Lyme disease is an illness caused by bacteria called Borrelia burdorferi. It is spread by the bite of an infected blacklegged tick. Most people who get Lyme disease recover fully after being treated by their healthcare provider. If not treated, Lyme disease can be serious.
Who’s at Risk?
There are many different types of ticks. Only blacklegged ticks can spread Lyme disease.
Blacklegged ticks, which are sometimes called deer ticks, are commonly found in wooded, grassy areas throughout Chatham-Kent, especially in the Rondeau Park area.
Anyone who spends time outdoors, especially in wooded areas, can get Lyme disease. Some people may be more likely to experience serious illness, including children, older adults and people with chronic health conditions.
Things You Can Do
- Learn how to identify blacklegged ticks
- Reduce your risk of Lyme disease
- Remove ticks safely
- Know the symptoms of Lyme disease
What do Blacklegged Ticks Look Like?
Blacklegged ticks are very small. Adult blacklegged ticks are the size of a sesame seed. Young ticks, which are called nymphs, can be as small as a pinhead and very hard to see. Use CK Public Health’s tick identification card to help identify a blacklegged tick.
What You Can Do to Protect Yourself
The best way to protect yourself from Lyme disease is to prevent tick bites. Here’s what you can do:

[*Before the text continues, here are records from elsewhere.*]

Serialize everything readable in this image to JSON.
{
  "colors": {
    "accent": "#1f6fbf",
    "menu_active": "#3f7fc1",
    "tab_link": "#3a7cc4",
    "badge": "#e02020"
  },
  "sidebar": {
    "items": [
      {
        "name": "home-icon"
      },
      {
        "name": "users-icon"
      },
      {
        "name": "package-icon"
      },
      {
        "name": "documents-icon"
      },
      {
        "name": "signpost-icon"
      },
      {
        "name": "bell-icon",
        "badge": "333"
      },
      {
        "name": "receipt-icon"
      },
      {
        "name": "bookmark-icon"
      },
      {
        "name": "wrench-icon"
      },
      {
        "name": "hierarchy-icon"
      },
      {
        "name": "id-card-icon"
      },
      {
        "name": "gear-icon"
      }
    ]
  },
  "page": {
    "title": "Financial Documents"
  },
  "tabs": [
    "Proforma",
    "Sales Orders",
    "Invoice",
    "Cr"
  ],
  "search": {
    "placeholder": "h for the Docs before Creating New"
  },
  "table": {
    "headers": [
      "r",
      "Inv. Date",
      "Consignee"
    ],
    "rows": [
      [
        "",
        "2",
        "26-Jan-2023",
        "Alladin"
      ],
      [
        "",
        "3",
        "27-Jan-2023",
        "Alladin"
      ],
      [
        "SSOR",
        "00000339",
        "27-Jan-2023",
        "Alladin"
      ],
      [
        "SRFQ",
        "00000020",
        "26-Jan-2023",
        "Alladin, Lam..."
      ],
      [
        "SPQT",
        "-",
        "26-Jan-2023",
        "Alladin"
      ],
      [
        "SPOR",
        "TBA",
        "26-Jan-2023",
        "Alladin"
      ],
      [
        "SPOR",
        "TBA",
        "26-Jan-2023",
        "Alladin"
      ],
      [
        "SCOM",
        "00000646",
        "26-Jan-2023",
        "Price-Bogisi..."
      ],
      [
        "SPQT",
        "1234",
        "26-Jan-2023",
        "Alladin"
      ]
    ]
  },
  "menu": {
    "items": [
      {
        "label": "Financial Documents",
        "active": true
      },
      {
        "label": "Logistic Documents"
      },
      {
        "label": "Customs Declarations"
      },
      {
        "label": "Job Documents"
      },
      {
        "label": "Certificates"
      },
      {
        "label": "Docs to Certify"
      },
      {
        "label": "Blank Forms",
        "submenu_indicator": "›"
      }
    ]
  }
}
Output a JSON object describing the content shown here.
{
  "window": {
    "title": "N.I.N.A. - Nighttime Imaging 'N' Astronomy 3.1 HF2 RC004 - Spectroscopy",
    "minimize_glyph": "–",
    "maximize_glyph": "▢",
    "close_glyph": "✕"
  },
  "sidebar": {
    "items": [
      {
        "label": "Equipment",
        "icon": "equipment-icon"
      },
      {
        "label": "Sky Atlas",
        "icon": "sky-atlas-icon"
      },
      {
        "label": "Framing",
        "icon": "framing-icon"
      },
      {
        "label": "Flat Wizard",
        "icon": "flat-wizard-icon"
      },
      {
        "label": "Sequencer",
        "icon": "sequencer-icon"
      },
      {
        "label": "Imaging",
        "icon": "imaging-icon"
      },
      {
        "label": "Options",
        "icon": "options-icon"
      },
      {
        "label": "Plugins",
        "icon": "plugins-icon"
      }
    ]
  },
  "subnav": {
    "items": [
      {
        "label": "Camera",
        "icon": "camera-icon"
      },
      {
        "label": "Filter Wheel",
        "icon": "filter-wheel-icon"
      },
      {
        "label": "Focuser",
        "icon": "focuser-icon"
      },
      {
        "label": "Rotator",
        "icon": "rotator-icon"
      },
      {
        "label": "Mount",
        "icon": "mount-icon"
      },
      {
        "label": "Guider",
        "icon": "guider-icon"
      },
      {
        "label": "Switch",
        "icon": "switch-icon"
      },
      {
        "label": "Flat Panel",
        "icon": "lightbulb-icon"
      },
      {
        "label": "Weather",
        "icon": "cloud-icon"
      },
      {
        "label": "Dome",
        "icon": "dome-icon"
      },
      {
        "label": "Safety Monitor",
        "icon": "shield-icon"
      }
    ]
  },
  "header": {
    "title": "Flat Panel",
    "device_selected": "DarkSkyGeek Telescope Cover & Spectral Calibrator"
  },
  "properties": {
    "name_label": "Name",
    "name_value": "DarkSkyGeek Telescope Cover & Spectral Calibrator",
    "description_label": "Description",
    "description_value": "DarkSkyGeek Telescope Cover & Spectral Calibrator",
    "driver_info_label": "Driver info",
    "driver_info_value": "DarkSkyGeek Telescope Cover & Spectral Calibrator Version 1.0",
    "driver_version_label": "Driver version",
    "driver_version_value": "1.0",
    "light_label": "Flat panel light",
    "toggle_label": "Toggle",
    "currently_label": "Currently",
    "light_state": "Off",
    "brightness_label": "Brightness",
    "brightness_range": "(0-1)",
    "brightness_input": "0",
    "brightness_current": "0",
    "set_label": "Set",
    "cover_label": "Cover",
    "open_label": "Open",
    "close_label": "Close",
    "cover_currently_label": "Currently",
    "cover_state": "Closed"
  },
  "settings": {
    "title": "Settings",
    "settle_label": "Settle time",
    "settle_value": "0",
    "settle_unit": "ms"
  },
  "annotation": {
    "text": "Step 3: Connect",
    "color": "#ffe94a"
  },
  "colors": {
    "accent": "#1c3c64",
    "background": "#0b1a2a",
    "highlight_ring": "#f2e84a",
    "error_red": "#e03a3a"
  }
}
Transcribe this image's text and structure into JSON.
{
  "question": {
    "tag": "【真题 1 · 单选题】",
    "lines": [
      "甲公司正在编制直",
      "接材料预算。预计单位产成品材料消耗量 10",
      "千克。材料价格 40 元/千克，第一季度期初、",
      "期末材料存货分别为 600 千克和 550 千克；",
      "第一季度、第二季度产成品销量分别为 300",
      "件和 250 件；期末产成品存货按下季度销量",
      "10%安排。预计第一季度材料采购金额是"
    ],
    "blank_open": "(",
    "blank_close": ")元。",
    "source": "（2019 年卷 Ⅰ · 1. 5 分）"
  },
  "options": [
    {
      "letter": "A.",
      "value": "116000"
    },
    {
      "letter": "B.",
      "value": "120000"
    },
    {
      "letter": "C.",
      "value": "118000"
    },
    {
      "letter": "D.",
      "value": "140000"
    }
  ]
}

- Wear bug spray with DEET or Icaridin when outdoors
- Wear long sleeves and pants
- Avoid walking through long grass
- Shower within two hours of spending time outdoors and check yourself for ticks
- If you find a tick on your body, remove it with fine-point tweezers
How to Safely Remove a Tick
If you find a tick on your body, remove it right away. Removing a tick within 24 to 36 hours may reduce your risk of infection.
Don’t kill or squish the tick! Use these steps to remove it:
- Using a pair of fine-point tweezers, grasp the tick close to your skin
- Gently but firmly, tug the tick straight up
- Put the tick in a sealed container
- Bring the tick to the CK Public Health office
You can bring ticks to the CK Public Health office located at the Wish Centre at 177 King Street East in Chatham, Monday to Friday between 8:30 am and 4:30 pm. A public health inspector will identify what type of tick you found and let you know next steps.
Symptoms of Lyme Disease
Early symptoms of Lyme disease appear 3 to 30 days after a bite by an infected blacklegged tick. Most people experience flu-like symptoms, including:
- A rash at the site of the tick bite (sometimes shaped like a bullseye)
- Muscle and joint pain
- Swollen lymph nodes
If Lyme disease is not treated, additional symptoms can appear months or even years later. These include:
- Additional skin rashes
- Severe headaches
- Facial paralysis
- Heart palpitations or irregular heartbeat
- Dizziness or shortness of breath
- Confusion, memory loss and inflammation of the brain or spinal cord
- Shooting pains, numbness or tingling in hands and feet
- Arthritis and severe joint pain and swelling
If You Think You Have Lyme Disease
If you think you have Lyme disease, see your health care provider. Most people who get Lyme disease recover quickly and completely with treatment. For other questions or concerns, you can contact CK Public Health to speak to a public health inspector.